Dr. Kermit Gosnell, 69, and nine employees from his West Philadelphia Women's Medical Society were arrested Wednesday. He and his staff also are charged with killing a woman who was given a lethal dose of Demerol.
Gosnell catered to minorities, immigrants and poor women, and made millions of dollars over 30 years performing illegal and late-term abortions in squalid and barbaric conditions, prosecutors said.
"There were bags, and bottles holding aborted fetuses were scattered throughout the building," said Philadelphia District Attorney Seth Williams. "There were jars lining shelves with severed feet that he kept for no medical purpose."
According to the grand jury report, Gosnell catered to women who were too late in their pregnancies to get legal abortions elsewhere. Most doctors refuse to perform abortions after the 20th week of pregnancy because of the risks involved.
Abortions after the 24th week are illegal.
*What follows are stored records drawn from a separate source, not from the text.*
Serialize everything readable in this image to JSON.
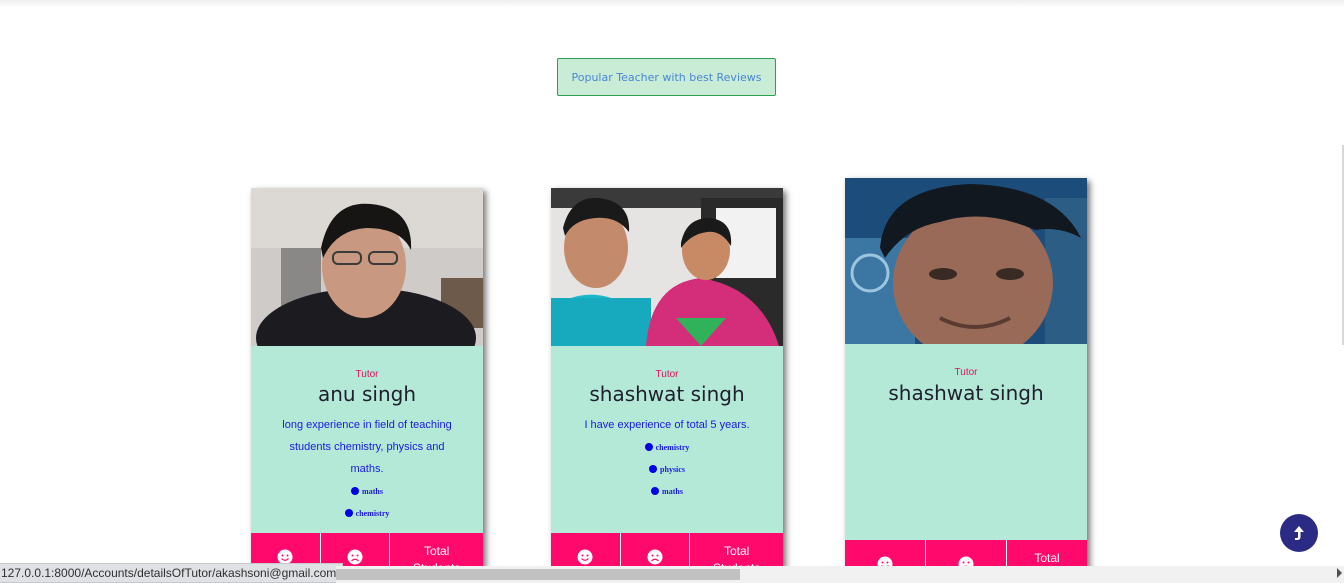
{
  "section": {
    "button_label": "Popular Teacher with best Reviews"
  },
  "cards": [
    {
      "role": "Tutor",
      "name": "anu singh",
      "bio": "long experience in field of teaching students chemistry, physics and maths.",
      "subjects": [
        "maths",
        "chemistry"
      ],
      "footer": {
        "like_icon": "smile-icon",
        "dislike_icon": "sad-face-icon",
        "total_label": "Total Students"
      }
    },
    {
      "role": "Tutor",
      "name": "shashwat singh",
      "bio": "I have experience of total 5 years.",
      "subjects": [
        "chemistry",
        "physics",
        "maths"
      ],
      "footer": {
        "like_icon": "smile-icon",
        "dislike_icon": "sad-face-icon",
        "total_label": "Total Students"
      }
    },
    {
      "role": "Tutor",
      "name": "shashwat singh",
      "bio": "",
      "subjects": [],
      "footer": {
        "like_icon": "smile-icon",
        "dislike_icon": "sad-face-icon",
        "total_label": "Total"
      }
    }
  ],
  "scroll_top_button": {
    "icon": "arrow-up-icon"
  },
  "status_bar": {
    "url": "127.0.0.1:8000/Accounts/detailsOfTutor/akashsoni@gmail.com"
  },
  "colors": {
    "card_bg": "#b3e9d6",
    "accent": "#ff0a6c",
    "name_text": "#1f1f2e",
    "link_blue": "#1a1adb",
    "fab": "#2b2b86"
  }
}
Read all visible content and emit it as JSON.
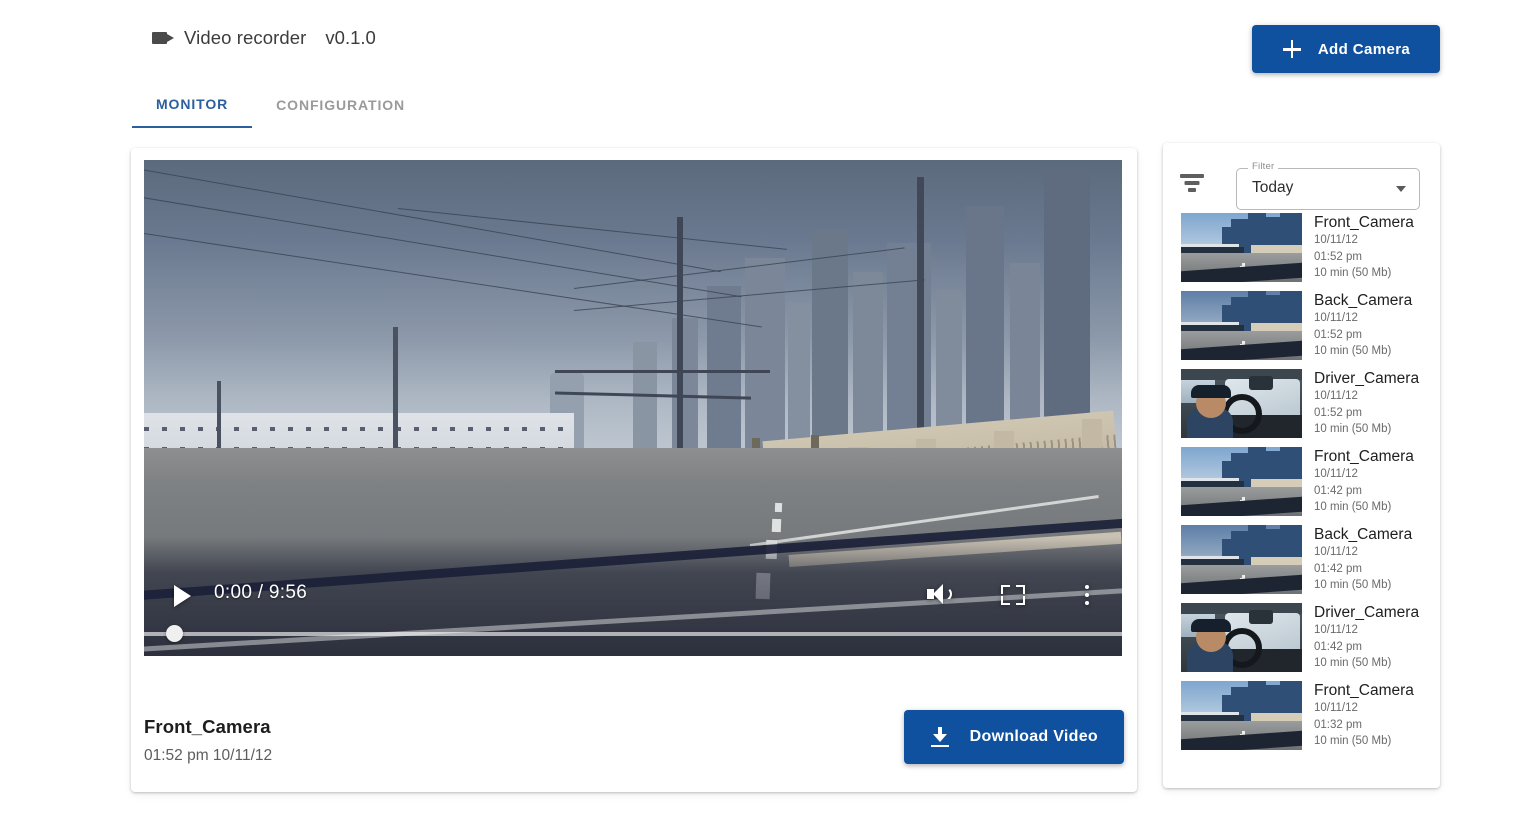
{
  "header": {
    "app_icon": "video-camera-icon",
    "title": "Video recorder",
    "version": "v0.1.0",
    "add_camera_label": "Add Camera",
    "add_icon": "plus-icon"
  },
  "tabs": [
    {
      "label": "MONITOR",
      "active": true
    },
    {
      "label": "CONFIGURATION",
      "active": false
    }
  ],
  "player": {
    "current_time": "0:00",
    "duration": "9:56",
    "time_display": "0:00 / 9:56",
    "play_icon": "play-icon",
    "volume_icon": "volume-icon",
    "fullscreen_icon": "fullscreen-icon",
    "more_icon": "more-vertical-icon",
    "progress_percent": 0,
    "scene": "dashcam front view of city road with downtown skyline"
  },
  "video_meta": {
    "name": "Front_Camera",
    "timestamp": "01:52 pm 10/11/12"
  },
  "download": {
    "label": "Download Video",
    "icon": "download-icon"
  },
  "sidebar": {
    "filter_icon": "filter-funnel-icon",
    "filter_label": "Filter",
    "filter_value": "Today",
    "caret_icon": "chevron-down-icon",
    "recordings": [
      {
        "name": "Front_Camera",
        "date": "10/11/12",
        "time": "01:52 pm",
        "size": "10 min (50 Mb)",
        "thumb": "road"
      },
      {
        "name": "Back_Camera",
        "date": "10/11/12",
        "time": "01:52 pm",
        "size": "10 min (50 Mb)",
        "thumb": "road-dim"
      },
      {
        "name": "Driver_Camera",
        "date": "10/11/12",
        "time": "01:52 pm",
        "size": "10 min (50 Mb)",
        "thumb": "driver"
      },
      {
        "name": "Front_Camera",
        "date": "10/11/12",
        "time": "01:42 pm",
        "size": "10 min (50 Mb)",
        "thumb": "road"
      },
      {
        "name": "Back_Camera",
        "date": "10/11/12",
        "time": "01:42 pm",
        "size": "10 min (50 Mb)",
        "thumb": "road-dim"
      },
      {
        "name": "Driver_Camera",
        "date": "10/11/12",
        "time": "01:42 pm",
        "size": "10 min (50 Mb)",
        "thumb": "driver"
      },
      {
        "name": "Front_Camera",
        "date": "10/11/12",
        "time": "01:32 pm",
        "size": "10 min (50 Mb)",
        "thumb": "road"
      }
    ]
  },
  "colors": {
    "primary_blue": "#10519f",
    "tab_active": "#2b5f9e",
    "tab_inactive": "#9a9a9a",
    "text_primary": "#1d1d1d",
    "text_muted": "#6a6a6a",
    "page_background": "#ffffff"
  }
}
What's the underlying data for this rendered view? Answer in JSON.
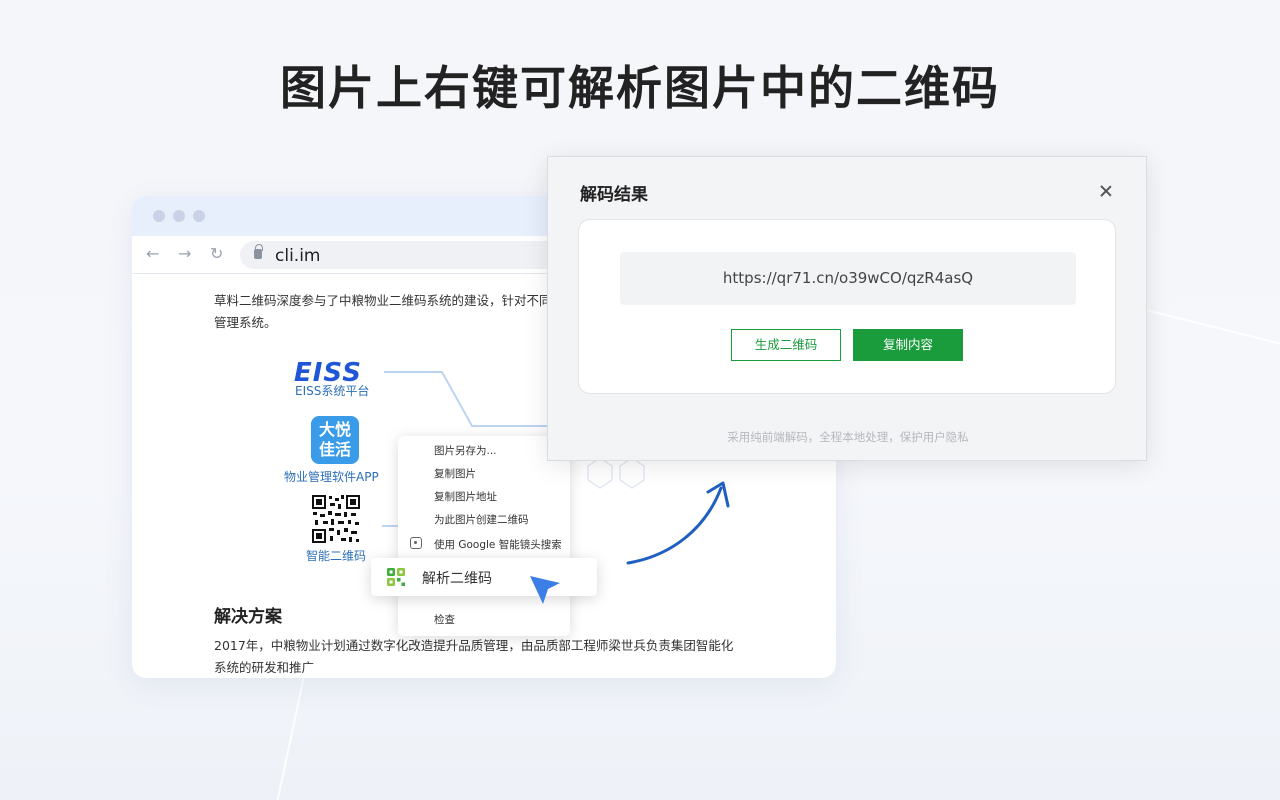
{
  "headline": "图片上右键可解析图片中的二维码",
  "browser": {
    "url": "cli.im",
    "paragraph_line1": "草料二维码深度参与了中粮物业二维码系统的建设，针对不同",
    "paragraph_line2": "管理系统。",
    "nodes": {
      "eiss_logo": "EISS",
      "eiss_label": "EISS系统平台",
      "app_icon_text": "大悦\n佳活",
      "app_label": "物业管理软件APP",
      "qr_label": "智能二维码"
    },
    "section_title": "解决方案",
    "bottom_line1": "2017年，中粮物业计划通过数字化改造提升品质管理，由品质部工程师梁世兵负责集团智能化",
    "bottom_line2": "系统的研发和推广"
  },
  "context_menu": {
    "items": [
      "图片另存为...",
      "复制图片",
      "复制图片地址",
      "为此图片创建二维码",
      "使用 Google 智能镜头搜索"
    ],
    "highlighted": "解析二维码",
    "last_item": "检查"
  },
  "dialog": {
    "title": "解码结果",
    "result_text": "https://qr71.cn/o39wCO/qzR4asQ",
    "generate_button": "生成二维码",
    "copy_button": "复制内容",
    "footnote": "采用纯前端解码，全程本地处理，保护用户隐私"
  },
  "colors": {
    "accent_green": "#1a9b3c",
    "link_blue": "#2c6fb8",
    "arrow_blue": "#1f5fbf"
  }
}
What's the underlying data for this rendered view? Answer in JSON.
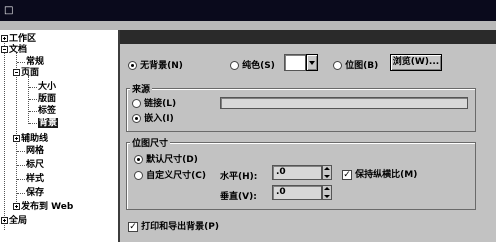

However, Gosnell allegedly aborted and killed babies in the sixth and seventh months of pregnancy and charged more for bigger babies.
The abortions of the biggest babies allegedly were scheduled for Sundays, when the clinic was closed. The only person allowed to assist with such cases was Gosnell's wife, Williams said. Gosnell allegedly took home the files for those patients and disposed of them.
Attempts to reach Gosnell by phone were unsuccessful. But his attorney, William J. Brennan, cited Gosnell's long record of service to a low-income neighborhood.
"It's important that Dr. Gosnell enjoys the presumption of innocence, as do all defendants charged," Brennan said. "The grand jury presentation is lengthy, and Dr. Gosnell should be given the opportunity to review these documents accordingly."
According to Brennan, state and federal authorities raided and searched Gosnell's home and medical practice a year ago and launched an investigation. Gosnell offered to surrender numerous times if charges were ever filed, he said, but never expected to be arrested.
"The man has been in practice for 40 years," Brennan added. "If a complaint was made in the last year, what about the other 39?"
But according to Williams, state regulators ignored numerous complaints about Gosnell's clinic and his office hadn't been inspected since 1993. One doctor advised the department that numerous patients he had referred for abortions came back from Gosnell with the same venereal disease, Williams added.
Even after the death of Karnamaya Mongar, 41, on Nov. 20, 2009 of an alleged overdose of anesthetics prescribed by Gosnell, Williams said, the Department of Health did not act.
In fact, he said, Gosnell was caught by accident.
Police officers went to investigate complaints about illegal prescription selling at the clinic last year and stumbled upon what the prosecutor called a "house of horrors."
Gosnell "induced labor, forced the live birth of viable babies in the sixth, seventh, eighth month of pregnancy and then killed those babies by cutting into the back of the neck with scissors and severing their spinal cord," Williams said.
The clinic was shut down and Gosnell's medical license was suspended after the raid.
Some of his employees also were charged with murder, including a high-school student who performed anesthesia with potentially lethal narcotics. The grand jury report asserted the people who ran this medical practice did not include any nurses and or other doctors besides Gosnell himself.
Gosnell's clinic was a prescription mill by day, Williams said, and by night was an abortion mill.
Gosnell didn't see "patients" or show up at the office during the day, he added, but left behind blank, pre-signed prescription pads and had his unauthorized workers administer drugs to induce labor and sedate patients.
Gosnell allegedly prepared a list of preset dosage levels to be administered in his absence. But no allowances were made for individual patient variations or for any monitoring of vital signs.
Gosnell has been named in at least 10 malpractice suits, including one over the death of a woman who died of sepsis and a perforated uterus. In that case, a civil suit against Gosnell was settled for almost $1 million.
Gosnell also is the target of a federal grand jury investigation into illegally prescribing prescription drugs.
Investigators say during a search of his home, they found $240,000 in cash.